Those first responders to the discussion seemed to agree that larger companies trying to do it all had trouble offering any one good thing, and should focus on improving the products they already offer rather than adding anything new.
Later additions to the discussion disagreed.
May 23, 2011
Cultivating a User-Centered Culture
Outsell’s Design & Integration Lead, Craig Vore, Campaign Operations Batch Manager, Katherine Lyman, and Campaign Operations Supervisor, Samantha McIntosh, attended a Minnesota Interactive Marketing Association (MIMA) sponsored event in January called “Cultivating a User-Centered Culture.” The event featured Nancy Lyons and Meghan Wilker of Geek Girls Guide and Clockwork Active Media Systems, aimed at both improving interactions with clients and employees.
Lyons and Wilker come from a company that has been named a “Psychologically Healthy Workplace.” Much of that comes from the practices they shared in their presentation, how everyone is a ‘user’ in some way of some aspect of every company, and that needs to be taken into consideration at all times.
March 7, 2011
Leading the Conversation
Social Media and Online Marketing can mean something entirely different to different marketers as well as different industries, but for most the goal is the same, to drive more traffic to the company’s main website and potentially gain more customers and closer relationships with current customers.
The largest areas this is done regularly and successfully is through blogging, Facebook, and Twitter, but what are the best ways to use those tools?
The key elements that come up again and again from professionals using social media is to have a plan, make sure the different aspects you are using are integrated, and listen to your customers.
Blogging as a company is different than running a personal blog. It can’t be about the hit count or the amount of comments on posts, if any, but about the content you are putting out there being relevant and important to the consumers who find their way to your site. What to write for a blog post is as important as who you are trying to reach. Customers aren’t interested in only hearing about how wonderful your dealership is, what specials are going on, or that great testimonial or customer experience.
Those things are great spaced out with other content, but people are fickle. They want variety. Too much of the blogosphere, Facebook, and Twitter, are filled with more of the same. Stay current on automotive news, trends, and interesting facts as well.
And please, don’t take the route so many other budding social media savvy dealerships have taken and fill your tweets with superfluous ‘What’s your favorite color?’ and ‘Tell us what you did this weekend?’ questions. That tactic isn’t original or relevant.
Do make your posts and comments fun, however. Social Media is supposed to be fun, that’s why people spend so much time there. Tracy Gold in her article, “What I Learned About Social Media from Angry Birds,” said it best:
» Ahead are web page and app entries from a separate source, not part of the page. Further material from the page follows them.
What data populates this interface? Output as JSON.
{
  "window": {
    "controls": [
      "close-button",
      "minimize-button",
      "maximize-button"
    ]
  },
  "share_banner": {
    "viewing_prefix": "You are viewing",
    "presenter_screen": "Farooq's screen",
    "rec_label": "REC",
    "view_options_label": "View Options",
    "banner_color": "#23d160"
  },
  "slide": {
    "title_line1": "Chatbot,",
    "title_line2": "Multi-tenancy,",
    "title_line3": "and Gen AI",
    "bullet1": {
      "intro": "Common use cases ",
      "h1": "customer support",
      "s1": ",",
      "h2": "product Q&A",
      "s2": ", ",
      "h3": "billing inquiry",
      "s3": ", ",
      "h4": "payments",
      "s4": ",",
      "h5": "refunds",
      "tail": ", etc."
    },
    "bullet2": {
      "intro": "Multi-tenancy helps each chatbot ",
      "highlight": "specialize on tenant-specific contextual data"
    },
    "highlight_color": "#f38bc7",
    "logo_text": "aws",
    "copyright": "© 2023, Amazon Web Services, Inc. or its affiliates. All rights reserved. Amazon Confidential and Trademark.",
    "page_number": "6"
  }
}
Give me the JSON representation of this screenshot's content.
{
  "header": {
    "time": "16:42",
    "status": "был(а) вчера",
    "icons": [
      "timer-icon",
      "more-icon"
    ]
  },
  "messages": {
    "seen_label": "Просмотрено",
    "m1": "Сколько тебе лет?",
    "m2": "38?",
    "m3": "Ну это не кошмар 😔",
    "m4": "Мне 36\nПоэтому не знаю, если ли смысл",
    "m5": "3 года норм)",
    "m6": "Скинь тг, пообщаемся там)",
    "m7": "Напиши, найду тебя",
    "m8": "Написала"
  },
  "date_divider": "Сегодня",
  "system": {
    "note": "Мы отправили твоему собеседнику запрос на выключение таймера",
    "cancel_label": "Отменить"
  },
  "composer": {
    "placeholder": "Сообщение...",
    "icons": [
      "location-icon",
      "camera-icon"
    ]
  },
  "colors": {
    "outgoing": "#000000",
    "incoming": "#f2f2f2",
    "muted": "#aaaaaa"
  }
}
“Sure, people read articles to learn what’s going on in their field, and they watch how-to videos. But no one is going to remember your brands’ boring breakdown of how to install WordPress. They’re going to remember the posts that made them laugh, and the tweets they think are clever. So if you’re just churning out the same-old, same-old content, stop it! Think about how you can make sure that you’re keeping social media the way it’s supposed to be: fun.”